Essay with citations mark twain tales ..
"Concerning the Jews" by Mark Twain. - History
A second prominent feature of Dispensational theology is the radical dichotomy and disjuncture of Israel and the Church. In an apparent attempt to keep law and grace distinctly separated, Dispensational theology has divided the nation of Israel from any connection with the Church of Jesus Christ, the Body of Christ. They are alleged to be so mutually exclusive as two separate peoples that "never the twain shall meet." J.N. Darby indicated that "the Jewish nation is never to enter into the Church."The physical race of Jewish people is regarded as God's "earthly people" while Christians are regarded as God's "heavenly people." Dispensational theology indicates that separate promises are given to Jews and to Christians, and differing destinies await them. Why does God have a dual-purpose, dual-plan for His created human beings? Is God a segregationist? Does God engage in racial supremacy, nationalistic favoritism or religious exclusivism? Law and grace can surely be differentiated and separated without reverting to such a radical and permanent disjunction between Israel and the church, between Jews and Christians. Such separationism forces Dispensationalists to misinterpret such verses as "he is a Jew who is one inwardly" (Rom. 2:29); "they are not all Israel who are from Israel" (Rom. 9:16); and "He...made both groups one, and broke down the barrier of the dividing wall" (Eph. 2:14).
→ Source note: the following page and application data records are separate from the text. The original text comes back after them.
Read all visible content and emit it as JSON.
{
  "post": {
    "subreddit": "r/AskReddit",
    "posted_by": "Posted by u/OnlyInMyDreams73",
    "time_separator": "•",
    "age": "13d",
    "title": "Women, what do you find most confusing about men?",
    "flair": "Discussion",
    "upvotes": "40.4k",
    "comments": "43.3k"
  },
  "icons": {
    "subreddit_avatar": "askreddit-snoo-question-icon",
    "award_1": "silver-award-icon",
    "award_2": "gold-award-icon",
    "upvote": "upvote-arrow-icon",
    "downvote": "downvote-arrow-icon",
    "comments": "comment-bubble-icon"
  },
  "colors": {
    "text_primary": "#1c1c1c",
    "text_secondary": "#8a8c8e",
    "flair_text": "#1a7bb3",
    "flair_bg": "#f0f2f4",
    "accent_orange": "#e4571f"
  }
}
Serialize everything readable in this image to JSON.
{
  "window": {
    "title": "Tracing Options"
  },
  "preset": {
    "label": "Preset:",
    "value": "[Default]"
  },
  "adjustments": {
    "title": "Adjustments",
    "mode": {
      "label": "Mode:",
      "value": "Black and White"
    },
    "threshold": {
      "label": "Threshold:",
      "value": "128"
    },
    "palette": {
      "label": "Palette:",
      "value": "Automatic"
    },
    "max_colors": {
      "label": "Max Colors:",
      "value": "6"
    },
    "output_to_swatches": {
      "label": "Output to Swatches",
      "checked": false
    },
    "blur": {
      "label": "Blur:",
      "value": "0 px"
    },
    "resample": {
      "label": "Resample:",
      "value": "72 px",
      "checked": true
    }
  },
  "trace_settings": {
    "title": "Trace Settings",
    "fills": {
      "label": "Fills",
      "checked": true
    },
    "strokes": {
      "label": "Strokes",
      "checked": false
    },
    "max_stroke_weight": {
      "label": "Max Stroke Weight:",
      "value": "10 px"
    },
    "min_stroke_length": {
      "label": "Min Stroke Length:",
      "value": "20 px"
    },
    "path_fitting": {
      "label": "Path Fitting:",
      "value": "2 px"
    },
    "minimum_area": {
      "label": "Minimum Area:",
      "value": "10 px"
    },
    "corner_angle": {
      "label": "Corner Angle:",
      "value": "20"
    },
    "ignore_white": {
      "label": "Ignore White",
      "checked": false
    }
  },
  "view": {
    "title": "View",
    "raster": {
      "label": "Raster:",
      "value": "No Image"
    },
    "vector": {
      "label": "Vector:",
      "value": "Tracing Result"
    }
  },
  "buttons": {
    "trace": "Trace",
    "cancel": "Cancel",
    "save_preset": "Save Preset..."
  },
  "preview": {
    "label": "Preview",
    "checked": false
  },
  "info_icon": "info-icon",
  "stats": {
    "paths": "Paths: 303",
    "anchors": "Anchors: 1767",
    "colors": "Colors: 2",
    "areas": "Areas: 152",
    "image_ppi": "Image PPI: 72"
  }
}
Mark Twain: Concerning The Jews, Harper's ..
In “Concerning the Jews,” Mark Twain mused on the hatred of Jews, on one hand, and their persistence, on the other hand: “…The Jews constitute but one percent of the human race. …Properly, the Jew ought hardly to be heard of, but he is heard of, has always been heard of. …The Egyptian, the Babylonian, and the Persian rose, filled the planet with sound and splendor, then faded to dream-stuff and passed away; the Greek and the Roman followed, and made a vast noise, and they are gone. Other people have sprung up and held their torch high for a time, but it burned out… The Jew saw them all, beat them all, and is now what he always was, exhibiting no decadence, no infirmities of age, no weakening of his parts, no slowing of his energies… All things are mortal but the Jew; all other forces pass, but he remains. What is the secret of his immortality?”